A New York Times Book Review Editors' Choice. A 2019 NPR Staff Pick.
"Malcolm is always worth reading; it can be instructive to see how much satisfying craft she brings to even the most trivial article." --Phillip Lopate, TLS
Janet Malcolm’s previous collection, Forty-One False Starts: Essays on Artists and Writers, was “unmistakably the work of a master” (The New York Times Book Review). Like Forty-One False Starts, Nobody’s Looking at You brings together previously uncompiled pieces, mainly from The New Yorker and The New York Review of Books.
The title piece of this wonderfully eclectic collection is a profile of the fashion designer Eileen Fisher, whose mother often said to her, “Nobody’s looking at you.” But in every piece in this volume, Malcolm looks closely and with impunity at a broad range of subjects, from Donald Trump’s TV nemesis Rachel Maddow, to the stiletto-heel-wearing pianist Yuju Wang, to “the big-league game” of Supreme Court confirmation hearings. In an essay called “Socks,” the Pevears are seen as the “sort of asteroid [that] has hit the safe world of Russian Literature in English translation,” and in “Dreams and Anna Karenina,” the focus is Tolstoy, “one of literature’s greatest masters of manipulative techniques.” Nobody’s Looking at You concludes with “Pandora’s Click,” a brief, cautionary piece about e-mail etiquette that was written in the early two thousands, and that reverberates—albeit painfully—to this day.

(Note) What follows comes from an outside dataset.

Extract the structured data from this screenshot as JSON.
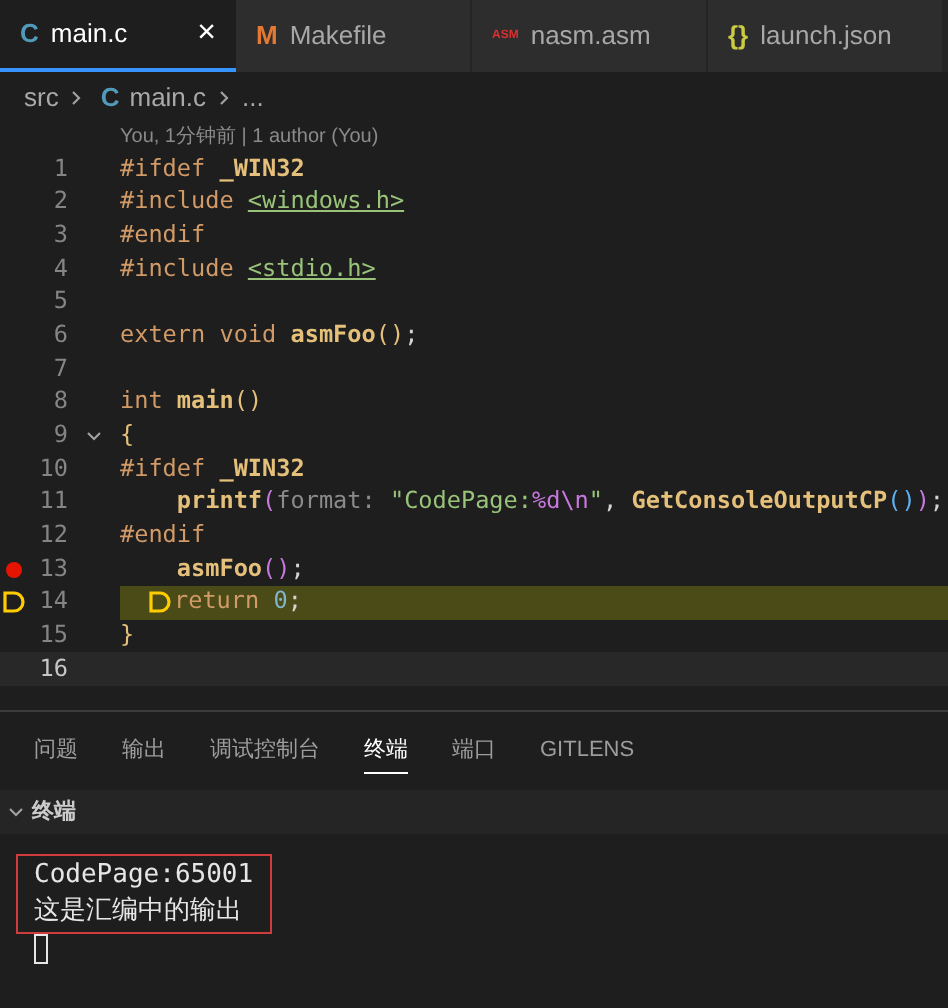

Malcolm (Forty-One False Starts: Essays on Artists and Writers) assembles an eclectic group of essays, mainly culled from the New Yorker and New York Review of Books, most of them from the past decade, into this outstanding collection. Varied and witty, the book includes profiles of such people as fashion designer Eileen Fisher, with her "aesthetic of elegant plainness" and concert pianist Yuja Wang, "whose tiny dresses and spiky heels" draw attention to the contrast between her petite frame and the "forcefulness she achieves at her instrument." Several essays are literary critiques, touching on, among other points, New Yorker writer Joseph Mitchell's ability to "bend actuality to artistic will" and how Tolstoy follows the "deep structures" of dream logic in Anna Karenina. Malcolm also explores the differing ways millennials and baby boomers view sexual harassment, email etiquette, and the high-stakes drama of John Roberts's Supreme Court nomination hearings, where little was learned about his judicial philosophy, but revelations about character emerged. With no weak selections and several strikingly prescient ones, this collection shows its author as a master of narrative nonfiction.